Entries from a dataset of interfaces ▸
************

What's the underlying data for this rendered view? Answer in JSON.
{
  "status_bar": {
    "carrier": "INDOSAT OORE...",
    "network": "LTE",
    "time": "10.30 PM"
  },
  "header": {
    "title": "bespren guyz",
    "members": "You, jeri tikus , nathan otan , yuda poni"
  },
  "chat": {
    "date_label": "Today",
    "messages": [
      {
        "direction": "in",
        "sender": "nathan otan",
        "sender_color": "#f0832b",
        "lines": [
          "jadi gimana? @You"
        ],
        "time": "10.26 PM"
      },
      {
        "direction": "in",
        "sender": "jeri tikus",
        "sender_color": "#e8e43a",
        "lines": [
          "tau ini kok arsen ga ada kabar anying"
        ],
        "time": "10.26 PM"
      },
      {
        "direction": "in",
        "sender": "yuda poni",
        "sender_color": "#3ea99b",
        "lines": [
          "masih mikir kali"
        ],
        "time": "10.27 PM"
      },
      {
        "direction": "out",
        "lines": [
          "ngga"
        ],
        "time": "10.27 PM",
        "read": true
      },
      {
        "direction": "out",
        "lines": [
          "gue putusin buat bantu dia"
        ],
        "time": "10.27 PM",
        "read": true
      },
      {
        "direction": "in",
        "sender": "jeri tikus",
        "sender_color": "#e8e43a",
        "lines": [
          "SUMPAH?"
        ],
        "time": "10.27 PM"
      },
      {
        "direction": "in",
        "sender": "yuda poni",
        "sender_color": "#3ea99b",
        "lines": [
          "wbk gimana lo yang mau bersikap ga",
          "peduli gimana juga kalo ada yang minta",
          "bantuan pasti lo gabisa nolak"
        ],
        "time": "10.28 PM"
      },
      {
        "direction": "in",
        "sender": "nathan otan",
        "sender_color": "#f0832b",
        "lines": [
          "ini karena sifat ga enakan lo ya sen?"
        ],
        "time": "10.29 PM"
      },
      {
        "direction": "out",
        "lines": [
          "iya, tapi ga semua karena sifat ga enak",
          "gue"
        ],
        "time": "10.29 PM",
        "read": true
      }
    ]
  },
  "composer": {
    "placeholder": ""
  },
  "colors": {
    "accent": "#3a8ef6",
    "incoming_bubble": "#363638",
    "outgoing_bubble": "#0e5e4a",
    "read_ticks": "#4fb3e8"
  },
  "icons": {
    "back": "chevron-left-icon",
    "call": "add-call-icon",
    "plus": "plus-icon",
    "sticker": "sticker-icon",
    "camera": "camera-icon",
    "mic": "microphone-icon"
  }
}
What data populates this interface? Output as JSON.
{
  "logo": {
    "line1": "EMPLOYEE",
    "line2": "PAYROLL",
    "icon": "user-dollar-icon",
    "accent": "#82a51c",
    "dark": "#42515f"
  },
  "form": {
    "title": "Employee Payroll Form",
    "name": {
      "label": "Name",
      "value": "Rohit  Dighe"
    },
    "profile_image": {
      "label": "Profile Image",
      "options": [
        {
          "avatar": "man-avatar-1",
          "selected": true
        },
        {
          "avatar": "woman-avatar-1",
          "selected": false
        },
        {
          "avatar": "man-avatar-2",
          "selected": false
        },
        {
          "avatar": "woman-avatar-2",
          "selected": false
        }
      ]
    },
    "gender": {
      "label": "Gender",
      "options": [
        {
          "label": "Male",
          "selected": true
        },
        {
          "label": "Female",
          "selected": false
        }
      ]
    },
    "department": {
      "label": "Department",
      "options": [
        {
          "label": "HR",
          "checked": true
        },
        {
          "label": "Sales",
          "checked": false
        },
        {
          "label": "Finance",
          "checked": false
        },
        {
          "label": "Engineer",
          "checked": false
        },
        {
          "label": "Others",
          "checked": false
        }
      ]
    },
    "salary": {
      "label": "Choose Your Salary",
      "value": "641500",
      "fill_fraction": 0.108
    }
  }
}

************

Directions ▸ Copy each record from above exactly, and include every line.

Final answer ▸
What's the underlying data for this rendered view? Answer in JSON.
{
  "status_bar": {
    "carrier": "INDOSAT OORE...",
    "network": "LTE",
    "time": "10.30 PM"
  },
  "header": {
    "title": "bespren guyz",
    "members": "You, jeri tikus , nathan otan , yuda poni"
  },
  "chat": {
    "date_label": "Today",
    "messages": [
      {
        "direction": "in",
        "sender": "nathan otan",
        "sender_color": "#f0832b",
        "lines": [
          "jadi gimana? @You"
        ],
        "time": "10.26 PM"
      },
      {
        "direction": "in",
        "sender": "jeri tikus",
        "sender_color": "#e8e43a",
        "lines": [
          "tau ini kok arsen ga ada kabar anying"
        ],
        "time": "10.26 PM"
      },
      {
        "direction": "in",
        "sender": "yuda poni",
        "sender_color": "#3ea99b",
        "lines": [
          "masih mikir kali"
        ],
        "time": "10.27 PM"
      },
      {
        "direction": "out",
        "lines": [
          "ngga"
        ],
        "time": "10.27 PM",
        "read": true
      },
      {
        "direction": "out",
        "lines": [
          "gue putusin buat bantu dia"
        ],
        "time": "10.27 PM",
        "read": true
      },
      {
        "direction": "in",
        "sender": "jeri tikus",
        "sender_color": "#e8e43a",
        "lines": [
          "SUMPAH?"
        ],
        "time": "10.27 PM"
      },
      {
        "direction": "in",
        "sender": "yuda poni",
        "sender_color": "#3ea99b",
        "lines": [
          "wbk gimana lo yang mau bersikap ga",
          "peduli gimana juga kalo ada yang minta",
          "bantuan pasti lo gabisa nolak"
        ],
        "time": "10.28 PM"
      },
      {
        "direction": "in",
        "sender": "nathan otan",
        "sender_color": "#f0832b",
        "lines": [
          "ini karena sifat ga enakan lo ya sen?"
        ],
        "time": "10.29 PM"
      },
      {
        "direction": "out",
        "lines": [
          "iya, tapi ga semua karena sifat ga enak",
          "gue"
        ],
        "time": "10.29 PM",
        "read": true
      }
    ]
  },
  "composer": {
    "placeholder": ""
  },
  "colors": {
    "accent": "#3a8ef6",
    "incoming_bubble": "#363638",
    "outgoing_bubble": "#0e5e4a",
    "read_ticks": "#4fb3e8"
  },
  "icons": {
    "back": "chevron-left-icon",
    "call": "add-call-icon",
    "plus": "plus-icon",
    "sticker": "sticker-icon",
    "camera": "camera-icon",
    "mic": "microphone-icon"
  }
}
What data populates this interface? Output as JSON.
{
  "logo": {
    "line1": "EMPLOYEE",
    "line2": "PAYROLL",
    "icon": "user-dollar-icon",
    "accent": "#82a51c",
    "dark": "#42515f"
  },
  "form": {
    "title": "Employee Payroll Form",
    "name": {
      "label": "Name",
      "value": "Rohit  Dighe"
    },
    "profile_image": {
      "label": "Profile Image",
      "options": [
        {
          "avatar": "man-avatar-1",
          "selected": true
        },
        {
          "avatar": "woman-avatar-1",
          "selected": false
        },
        {
          "avatar": "man-avatar-2",
          "selected": false
        },
        {
          "avatar": "woman-avatar-2",
          "selected": false
        }
      ]
    },
    "gender": {
      "label": "Gender",
      "options": [
        {
          "label": "Male",
          "selected": true
        },
        {
          "label": "Female",
          "selected": false
        }
      ]
    },
    "department": {
      "label": "Department",
      "options": [
        {
          "label": "HR",
          "checked": true
        },
        {
          "label": "Sales",
          "checked": false
        },
        {
          "label": "Finance",
          "checked": false
        },
        {
          "label": "Engineer",
          "checked": false
        },
        {
          "label": "Others",
          "checked": false
        }
      ]
    },
    "salary": {
      "label": "Choose Your Salary",
      "value": "641500",
      "fill_fraction": 0.108
    }
  }
}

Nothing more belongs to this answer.